DIRECTIONS FOR THIS TASK »
Retype every entry precisely and keep each line whole.

THE DATA »
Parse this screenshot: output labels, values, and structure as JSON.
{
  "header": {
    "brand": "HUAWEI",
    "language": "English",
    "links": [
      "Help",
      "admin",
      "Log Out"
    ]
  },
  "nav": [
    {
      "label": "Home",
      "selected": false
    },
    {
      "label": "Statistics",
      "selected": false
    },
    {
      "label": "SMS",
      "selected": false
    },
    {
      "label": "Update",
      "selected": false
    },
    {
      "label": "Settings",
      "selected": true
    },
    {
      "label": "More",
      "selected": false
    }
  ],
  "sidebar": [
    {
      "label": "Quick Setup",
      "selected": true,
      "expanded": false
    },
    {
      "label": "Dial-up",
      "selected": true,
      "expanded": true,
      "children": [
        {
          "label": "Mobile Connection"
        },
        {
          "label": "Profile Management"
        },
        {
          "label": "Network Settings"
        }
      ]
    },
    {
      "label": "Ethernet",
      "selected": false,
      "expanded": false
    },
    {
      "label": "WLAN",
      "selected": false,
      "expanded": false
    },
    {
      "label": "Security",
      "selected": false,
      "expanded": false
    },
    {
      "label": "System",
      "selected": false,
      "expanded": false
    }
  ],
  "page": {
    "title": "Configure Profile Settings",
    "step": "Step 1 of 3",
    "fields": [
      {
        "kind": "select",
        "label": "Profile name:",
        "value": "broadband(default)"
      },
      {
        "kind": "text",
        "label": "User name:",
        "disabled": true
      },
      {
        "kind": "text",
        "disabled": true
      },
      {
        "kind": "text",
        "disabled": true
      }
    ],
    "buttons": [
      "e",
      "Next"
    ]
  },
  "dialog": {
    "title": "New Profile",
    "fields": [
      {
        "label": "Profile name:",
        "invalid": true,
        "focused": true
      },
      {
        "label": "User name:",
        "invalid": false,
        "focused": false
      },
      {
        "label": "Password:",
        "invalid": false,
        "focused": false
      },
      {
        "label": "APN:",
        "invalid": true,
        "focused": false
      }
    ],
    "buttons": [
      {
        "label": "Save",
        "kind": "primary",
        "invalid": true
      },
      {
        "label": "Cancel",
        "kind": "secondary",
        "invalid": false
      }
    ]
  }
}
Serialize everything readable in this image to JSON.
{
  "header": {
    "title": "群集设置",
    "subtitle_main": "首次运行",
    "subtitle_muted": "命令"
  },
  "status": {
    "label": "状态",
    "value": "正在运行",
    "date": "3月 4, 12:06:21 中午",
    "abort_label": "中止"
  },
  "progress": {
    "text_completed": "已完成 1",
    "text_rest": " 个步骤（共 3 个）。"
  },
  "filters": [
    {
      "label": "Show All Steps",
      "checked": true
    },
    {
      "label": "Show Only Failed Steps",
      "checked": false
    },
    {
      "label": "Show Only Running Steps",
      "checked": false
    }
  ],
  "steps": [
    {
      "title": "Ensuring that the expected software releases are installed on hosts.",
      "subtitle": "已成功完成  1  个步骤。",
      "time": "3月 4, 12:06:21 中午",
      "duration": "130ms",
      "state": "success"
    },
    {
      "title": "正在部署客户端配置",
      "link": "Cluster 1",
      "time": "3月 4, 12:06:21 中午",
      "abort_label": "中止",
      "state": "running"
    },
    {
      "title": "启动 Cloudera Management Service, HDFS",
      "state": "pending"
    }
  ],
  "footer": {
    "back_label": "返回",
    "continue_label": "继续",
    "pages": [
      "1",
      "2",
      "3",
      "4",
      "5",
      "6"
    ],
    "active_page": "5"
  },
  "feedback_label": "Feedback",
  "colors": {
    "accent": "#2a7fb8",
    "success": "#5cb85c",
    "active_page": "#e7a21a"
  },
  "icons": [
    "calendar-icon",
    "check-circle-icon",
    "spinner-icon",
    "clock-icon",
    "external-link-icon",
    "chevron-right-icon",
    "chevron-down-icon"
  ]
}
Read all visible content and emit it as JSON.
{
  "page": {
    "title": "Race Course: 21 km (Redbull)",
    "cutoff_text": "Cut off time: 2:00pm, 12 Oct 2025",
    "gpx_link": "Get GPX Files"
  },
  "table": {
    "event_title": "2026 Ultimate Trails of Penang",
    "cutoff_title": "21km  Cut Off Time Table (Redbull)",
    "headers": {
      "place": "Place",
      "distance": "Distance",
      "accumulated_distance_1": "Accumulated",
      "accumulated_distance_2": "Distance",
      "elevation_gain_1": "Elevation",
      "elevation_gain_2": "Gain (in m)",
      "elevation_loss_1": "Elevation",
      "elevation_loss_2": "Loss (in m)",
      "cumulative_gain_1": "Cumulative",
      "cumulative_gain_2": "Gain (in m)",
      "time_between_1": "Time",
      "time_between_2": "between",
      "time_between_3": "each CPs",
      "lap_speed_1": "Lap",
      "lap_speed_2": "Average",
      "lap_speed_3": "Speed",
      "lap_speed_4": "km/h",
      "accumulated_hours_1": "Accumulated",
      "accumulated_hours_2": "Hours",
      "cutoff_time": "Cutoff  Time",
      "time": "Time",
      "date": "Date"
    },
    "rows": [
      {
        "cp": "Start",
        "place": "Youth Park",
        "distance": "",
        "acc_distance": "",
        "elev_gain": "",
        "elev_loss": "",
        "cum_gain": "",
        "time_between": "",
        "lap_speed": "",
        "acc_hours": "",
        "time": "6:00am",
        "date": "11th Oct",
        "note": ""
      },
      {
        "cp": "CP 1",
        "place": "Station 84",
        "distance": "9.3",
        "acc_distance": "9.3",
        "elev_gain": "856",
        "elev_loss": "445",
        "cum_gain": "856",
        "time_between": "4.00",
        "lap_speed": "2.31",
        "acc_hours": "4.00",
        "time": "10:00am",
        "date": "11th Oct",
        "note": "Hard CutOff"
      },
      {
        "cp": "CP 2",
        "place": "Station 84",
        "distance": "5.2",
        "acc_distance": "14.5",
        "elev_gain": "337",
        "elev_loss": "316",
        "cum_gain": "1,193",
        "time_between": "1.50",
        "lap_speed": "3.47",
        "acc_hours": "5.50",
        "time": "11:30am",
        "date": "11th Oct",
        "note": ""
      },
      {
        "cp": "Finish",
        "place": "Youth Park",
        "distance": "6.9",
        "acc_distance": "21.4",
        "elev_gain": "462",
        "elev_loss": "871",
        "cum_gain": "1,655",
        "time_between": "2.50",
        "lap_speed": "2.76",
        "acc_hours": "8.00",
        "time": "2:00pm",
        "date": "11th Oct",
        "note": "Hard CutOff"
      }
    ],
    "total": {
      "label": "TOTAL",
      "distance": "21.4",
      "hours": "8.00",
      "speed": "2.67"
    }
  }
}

ANSWER TO THIS PROBLEM »
Parse this screenshot: output labels, values, and structure as JSON.
{
  "header": {
    "brand": "HUAWEI",
    "language": "English",
    "links": [
      "Help",
      "admin",
      "Log Out"
    ]
  },
  "nav": [
    {
      "label": "Home",
      "selected": false
    },
    {
      "label": "Statistics",
      "selected": false
    },
    {
      "label": "SMS",
      "selected": false
    },
    {
      "label": "Update",
      "selected": false
    },
    {
      "label": "Settings",
      "selected": true
    },
    {
      "label": "More",
      "selected": false
    }
  ],
  "sidebar": [
    {
      "label": "Quick Setup",
      "selected": true,
      "expanded": false
    },
    {
      "label": "Dial-up",
      "selected": true,
      "expanded": true,
      "children": [
        {
          "label": "Mobile Connection"
        },
        {
          "label": "Profile Management"
        },
        {
          "label": "Network Settings"
        }
      ]
    },
    {
      "label": "Ethernet",
      "selected": false,
      "expanded": false
    },
    {
      "label": "WLAN",
      "selected": false,
      "expanded": false
    },
    {
      "label": "Security",
      "selected": false,
      "expanded": false
    },
    {
      "label": "System",
      "selected": false,
      "expanded": false
    }
  ],
  "page": {
    "title": "Configure Profile Settings",
    "step": "Step 1 of 3",
    "fields": [
      {
        "kind": "select",
        "label": "Profile name:",
        "value": "broadband(default)"
      },
      {
        "kind": "text",
        "label": "User name:",
        "disabled": true
      },
      {
        "kind": "text",
        "disabled": true
      },
      {
        "kind": "text",
        "disabled": true
      }
    ],
    "buttons": [
      "e",
      "Next"
    ]
  },
  "dialog": {
    "title": "New Profile",
    "fields": [
      {
        "label": "Profile name:",
        "invalid": true,
        "focused": true
      },
      {
        "label": "User name:",
        "invalid": false,
        "focused": false
      },
      {
        "label": "Password:",
        "invalid": false,
        "focused": false
      },
      {
        "label": "APN:",
        "invalid": true,
        "focused": false
      }
    ],
    "buttons": [
      {
        "label": "Save",
        "kind": "primary",
        "invalid": true
      },
      {
        "label": "Cancel",
        "kind": "secondary",
        "invalid": false
      }
    ]
  }
}
Serialize everything readable in this image to JSON.
{
  "header": {
    "title": "群集设置",
    "subtitle_main": "首次运行",
    "subtitle_muted": "命令"
  },
  "status": {
    "label": "状态",
    "value": "正在运行",
    "date": "3月 4, 12:06:21 中午",
    "abort_label": "中止"
  },
  "progress": {
    "text_completed": "已完成 1",
    "text_rest": " 个步骤（共 3 个）。"
  },
  "filters": [
    {
      "label": "Show All Steps",
      "checked": true
    },
    {
      "label": "Show Only Failed Steps",
      "checked": false
    },
    {
      "label": "Show Only Running Steps",
      "checked": false
    }
  ],
  "steps": [
    {
      "title": "Ensuring that the expected software releases are installed on hosts.",
      "subtitle": "已成功完成  1  个步骤。",
      "time": "3月 4, 12:06:21 中午",
      "duration": "130ms",
      "state": "success"
    },
    {
      "title": "正在部署客户端配置",
      "link": "Cluster 1",
      "time": "3月 4, 12:06:21 中午",
      "abort_label": "中止",
      "state": "running"
    },
    {
      "title": "启动 Cloudera Management Service, HDFS",
      "state": "pending"
    }
  ],
  "footer": {
    "back_label": "返回",
    "continue_label": "继续",
    "pages": [
      "1",
      "2",
      "3",
      "4",
      "5",
      "6"
    ],
    "active_page": "5"
  },
  "feedback_label": "Feedback",
  "colors": {
    "accent": "#2a7fb8",
    "success": "#5cb85c",
    "active_page": "#e7a21a"
  },
  "icons": [
    "calendar-icon",
    "check-circle-icon",
    "spinner-icon",
    "clock-icon",
    "external-link-icon",
    "chevron-right-icon",
    "chevron-down-icon"
  ]
}
Read all visible content and emit it as JSON.
{
  "page": {
    "title": "Race Course: 21 km (Redbull)",
    "cutoff_text": "Cut off time: 2:00pm, 12 Oct 2025",
    "gpx_link": "Get GPX Files"
  },
  "table": {
    "event_title": "2026 Ultimate Trails of Penang",
    "cutoff_title": "21km  Cut Off Time Table (Redbull)",
    "headers": {
      "place": "Place",
      "distance": "Distance",
      "accumulated_distance_1": "Accumulated",
      "accumulated_distance_2": "Distance",
      "elevation_gain_1": "Elevation",
      "elevation_gain_2": "Gain (in m)",
      "elevation_loss_1": "Elevation",
      "elevation_loss_2": "Loss (in m)",
      "cumulative_gain_1": "Cumulative",
      "cumulative_gain_2": "Gain (in m)",
      "time_between_1": "Time",
      "time_between_2": "between",
      "time_between_3": "each CPs",
      "lap_speed_1": "Lap",
      "lap_speed_2": "Average",
      "lap_speed_3": "Speed",
      "lap_speed_4": "km/h",
      "accumulated_hours_1": "Accumulated",
      "accumulated_hours_2": "Hours",
      "cutoff_time": "Cutoff  Time",
      "time": "Time",
      "date": "Date"
    },
    "rows": [
      {
        "cp": "Start",
        "place": "Youth Park",
        "distance": "",
        "acc_distance": "",
        "elev_gain": "",
        "elev_loss": "",
        "cum_gain": "",
        "time_between": "",
        "lap_speed": "",
        "acc_hours": "",
        "time": "6:00am",
        "date": "11th Oct",
        "note": ""
      },
      {
        "cp": "CP 1",
        "place": "Station 84",
        "distance": "9.3",
        "acc_distance": "9.3",
        "elev_gain": "856",
        "elev_loss": "445",
        "cum_gain": "856",
        "time_between": "4.00",
        "lap_speed": "2.31",
        "acc_hours": "4.00",
        "time": "10:00am",
        "date": "11th Oct",
        "note": "Hard CutOff"
      },
      {
        "cp": "CP 2",
        "place": "Station 84",
        "distance": "5.2",
        "acc_distance": "14.5",
        "elev_gain": "337",
        "elev_loss": "316",
        "cum_gain": "1,193",
        "time_between": "1.50",
        "lap_speed": "3.47",
        "acc_hours": "5.50",
        "time": "11:30am",
        "date": "11th Oct",
        "note": ""
      },
      {
        "cp": "Finish",
        "place": "Youth Park",
        "distance": "6.9",
        "acc_distance": "21.4",
        "elev_gain": "462",
        "elev_loss": "871",
        "cum_gain": "1,655",
        "time_between": "2.50",
        "lap_speed": "2.76",
        "acc_hours": "8.00",
        "time": "2:00pm",
        "date": "11th Oct",
        "note": "Hard CutOff"
      }
    ],
    "total": {
      "label": "TOTAL",
      "distance": "21.4",
      "hours": "8.00",
      "speed": "2.67"
    }
  }
}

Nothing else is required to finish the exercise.